[TASK STATEMENT] Repeat the records below exactly, leaving out every picture.

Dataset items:
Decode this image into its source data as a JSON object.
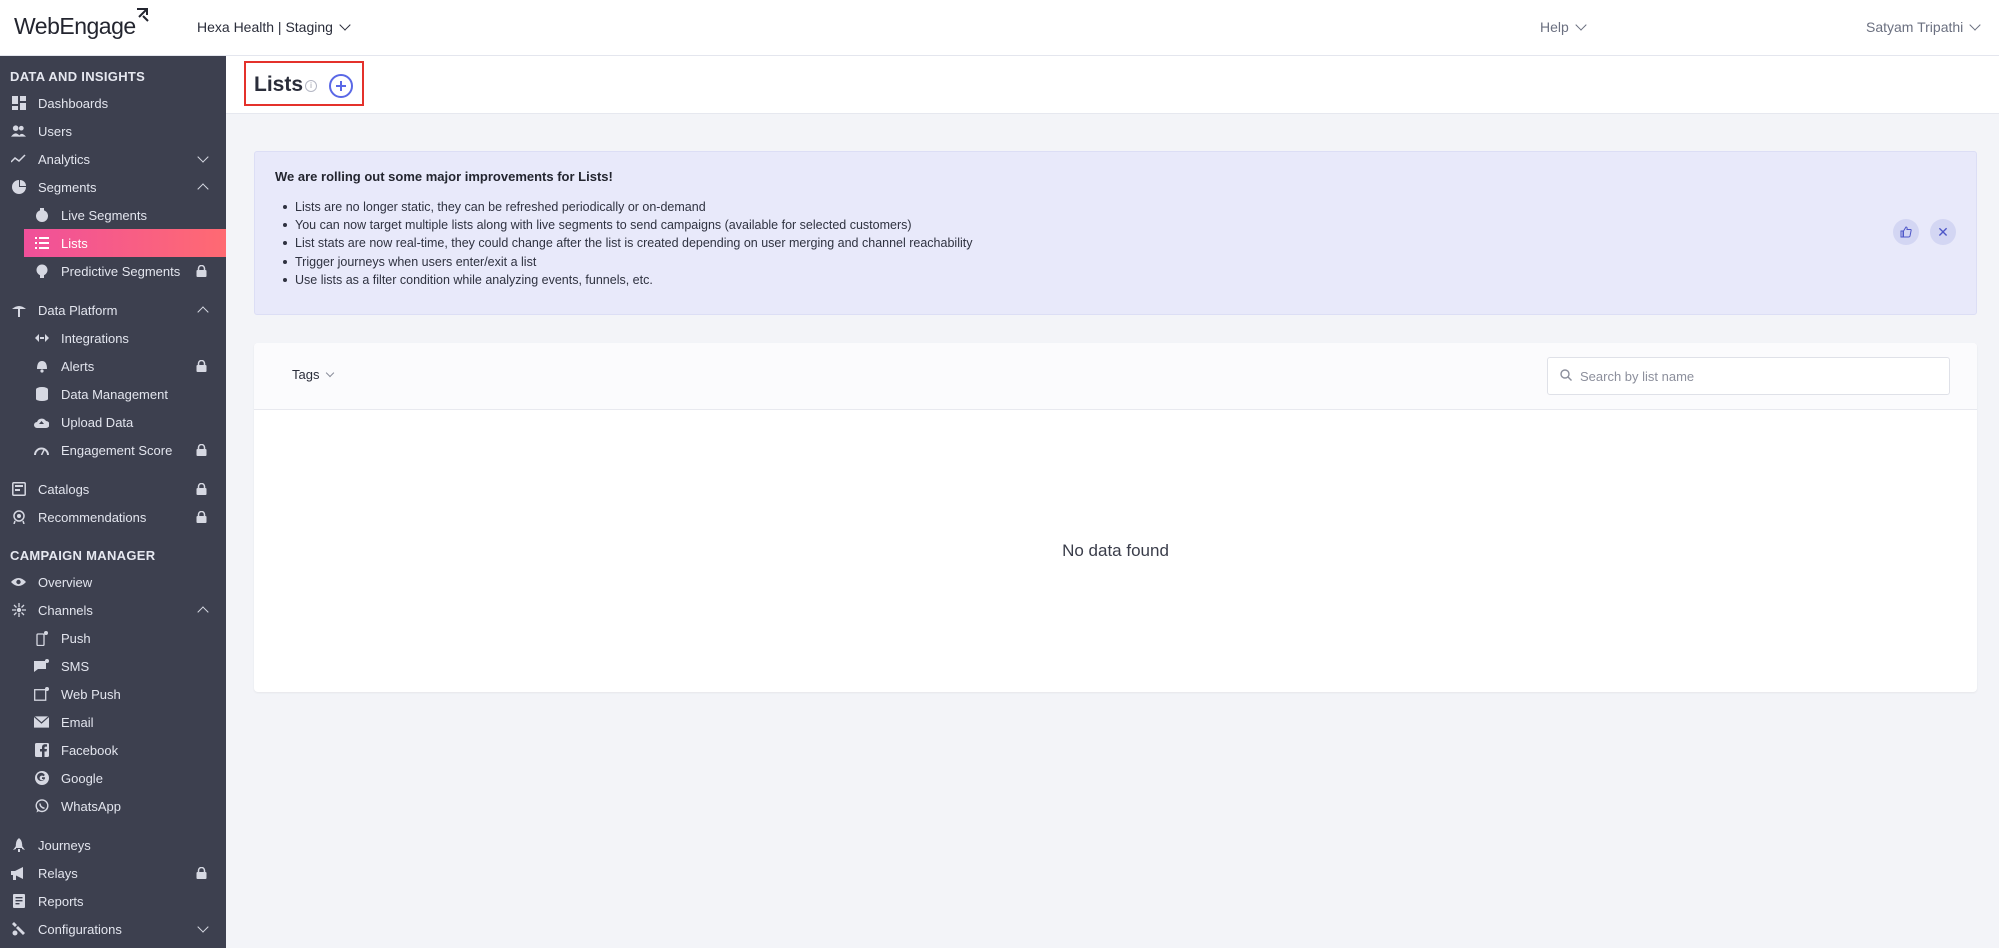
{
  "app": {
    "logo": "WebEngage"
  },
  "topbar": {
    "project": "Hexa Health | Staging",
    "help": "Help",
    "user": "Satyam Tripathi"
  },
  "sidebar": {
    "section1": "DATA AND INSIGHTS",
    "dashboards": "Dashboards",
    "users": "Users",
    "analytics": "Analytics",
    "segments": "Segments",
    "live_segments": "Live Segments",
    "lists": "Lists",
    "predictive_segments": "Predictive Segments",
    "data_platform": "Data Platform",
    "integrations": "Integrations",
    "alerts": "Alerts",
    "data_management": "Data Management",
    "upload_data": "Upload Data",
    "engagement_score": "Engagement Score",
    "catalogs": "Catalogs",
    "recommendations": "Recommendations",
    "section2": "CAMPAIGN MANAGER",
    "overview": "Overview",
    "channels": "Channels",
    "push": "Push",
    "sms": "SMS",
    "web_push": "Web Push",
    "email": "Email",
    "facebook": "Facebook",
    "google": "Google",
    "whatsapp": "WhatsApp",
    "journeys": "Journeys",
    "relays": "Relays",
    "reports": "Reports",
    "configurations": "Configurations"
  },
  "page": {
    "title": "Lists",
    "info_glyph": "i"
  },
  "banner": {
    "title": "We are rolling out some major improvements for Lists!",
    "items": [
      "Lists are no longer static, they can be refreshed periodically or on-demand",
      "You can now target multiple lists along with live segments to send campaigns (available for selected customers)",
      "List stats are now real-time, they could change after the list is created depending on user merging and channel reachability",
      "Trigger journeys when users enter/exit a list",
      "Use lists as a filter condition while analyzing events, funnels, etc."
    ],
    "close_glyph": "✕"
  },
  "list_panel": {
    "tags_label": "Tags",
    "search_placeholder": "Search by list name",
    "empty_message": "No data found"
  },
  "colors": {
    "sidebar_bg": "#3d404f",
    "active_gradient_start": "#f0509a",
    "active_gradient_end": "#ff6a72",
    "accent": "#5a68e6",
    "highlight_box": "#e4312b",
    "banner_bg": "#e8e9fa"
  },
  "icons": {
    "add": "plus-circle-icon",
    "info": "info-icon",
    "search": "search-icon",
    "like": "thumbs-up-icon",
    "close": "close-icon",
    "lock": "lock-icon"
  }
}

[RESPONSE TO THE TASK]
Decode this image into its source data as a JSON object.
{
  "app": {
    "logo": "WebEngage"
  },
  "topbar": {
    "project": "Hexa Health | Staging",
    "help": "Help",
    "user": "Satyam Tripathi"
  },
  "sidebar": {
    "section1": "DATA AND INSIGHTS",
    "dashboards": "Dashboards",
    "users": "Users",
    "analytics": "Analytics",
    "segments": "Segments",
    "live_segments": "Live Segments",
    "lists": "Lists",
    "predictive_segments": "Predictive Segments",
    "data_platform": "Data Platform",
    "integrations": "Integrations",
    "alerts": "Alerts",
    "data_management": "Data Management",
    "upload_data": "Upload Data",
    "engagement_score": "Engagement Score",
    "catalogs": "Catalogs",
    "recommendations": "Recommendations",
    "section2": "CAMPAIGN MANAGER",
    "overview": "Overview",
    "channels": "Channels",
    "push": "Push",
    "sms": "SMS",
    "web_push": "Web Push",
    "email": "Email",
    "facebook": "Facebook",
    "google": "Google",
    "whatsapp": "WhatsApp",
    "journeys": "Journeys",
    "relays": "Relays",
    "reports": "Reports",
    "configurations": "Configurations"
  },
  "page": {
    "title": "Lists",
    "info_glyph": "i"
  },
  "banner": {
    "title": "We are rolling out some major improvements for Lists!",
    "items": [
      "Lists are no longer static, they can be refreshed periodically or on-demand",
      "You can now target multiple lists along with live segments to send campaigns (available for selected customers)",
      "List stats are now real-time, they could change after the list is created depending on user merging and channel reachability",
      "Trigger journeys when users enter/exit a list",
      "Use lists as a filter condition while analyzing events, funnels, etc."
    ],
    "close_glyph": "✕"
  },
  "list_panel": {
    "tags_label": "Tags",
    "search_placeholder": "Search by list name",
    "empty_message": "No data found"
  },
  "colors": {
    "sidebar_bg": "#3d404f",
    "active_gradient_start": "#f0509a",
    "active_gradient_end": "#ff6a72",
    "accent": "#5a68e6",
    "highlight_box": "#e4312b",
    "banner_bg": "#e8e9fa"
  },
  "icons": {
    "add": "plus-circle-icon",
    "info": "info-icon",
    "search": "search-icon",
    "like": "thumbs-up-icon",
    "close": "close-icon",
    "lock": "lock-icon"
  }
}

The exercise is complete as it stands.